■ **Action item**
Copy every line of the records exactly, without including the images.

■ **Data for processing**
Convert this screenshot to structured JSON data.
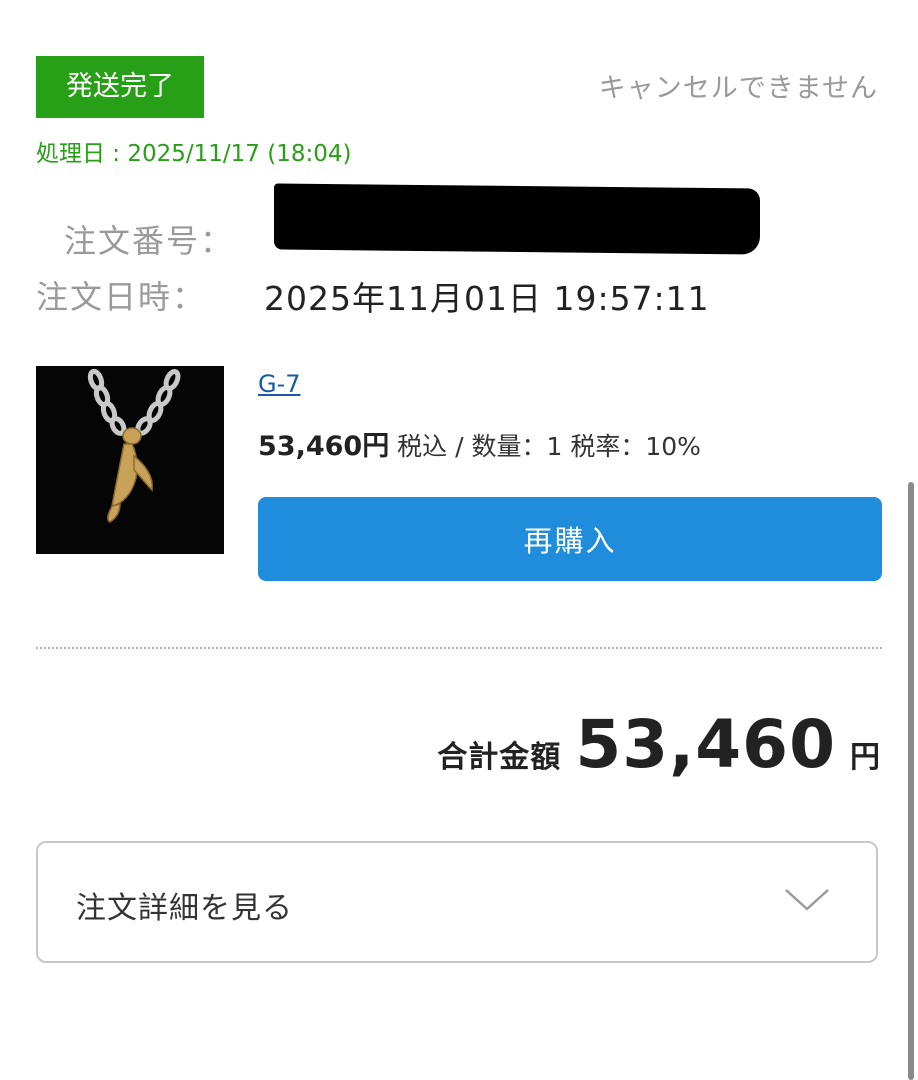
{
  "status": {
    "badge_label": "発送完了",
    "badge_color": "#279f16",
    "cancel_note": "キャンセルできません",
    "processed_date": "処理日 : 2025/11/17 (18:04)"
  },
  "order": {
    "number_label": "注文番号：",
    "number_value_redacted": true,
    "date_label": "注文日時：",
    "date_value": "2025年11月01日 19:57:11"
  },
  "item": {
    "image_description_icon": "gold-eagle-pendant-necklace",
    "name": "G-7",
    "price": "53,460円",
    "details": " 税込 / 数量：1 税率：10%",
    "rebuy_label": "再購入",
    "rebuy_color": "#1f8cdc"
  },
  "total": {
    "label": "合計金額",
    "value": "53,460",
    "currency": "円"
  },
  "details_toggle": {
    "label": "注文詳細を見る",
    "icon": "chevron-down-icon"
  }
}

■ **Answer space**
Convert this screenshot to structured JSON data.
{
  "status": {
    "badge_label": "発送完了",
    "badge_color": "#279f16",
    "cancel_note": "キャンセルできません",
    "processed_date": "処理日 : 2025/11/17 (18:04)"
  },
  "order": {
    "number_label": "注文番号：",
    "number_value_redacted": true,
    "date_label": "注文日時：",
    "date_value": "2025年11月01日 19:57:11"
  },
  "item": {
    "image_description_icon": "gold-eagle-pendant-necklace",
    "name": "G-7",
    "price": "53,460円",
    "details": " 税込 / 数量：1 税率：10%",
    "rebuy_label": "再購入",
    "rebuy_color": "#1f8cdc"
  },
  "total": {
    "label": "合計金額",
    "value": "53,460",
    "currency": "円"
  },
  "details_toggle": {
    "label": "注文詳細を見る",
    "icon": "chevron-down-icon"
  }
}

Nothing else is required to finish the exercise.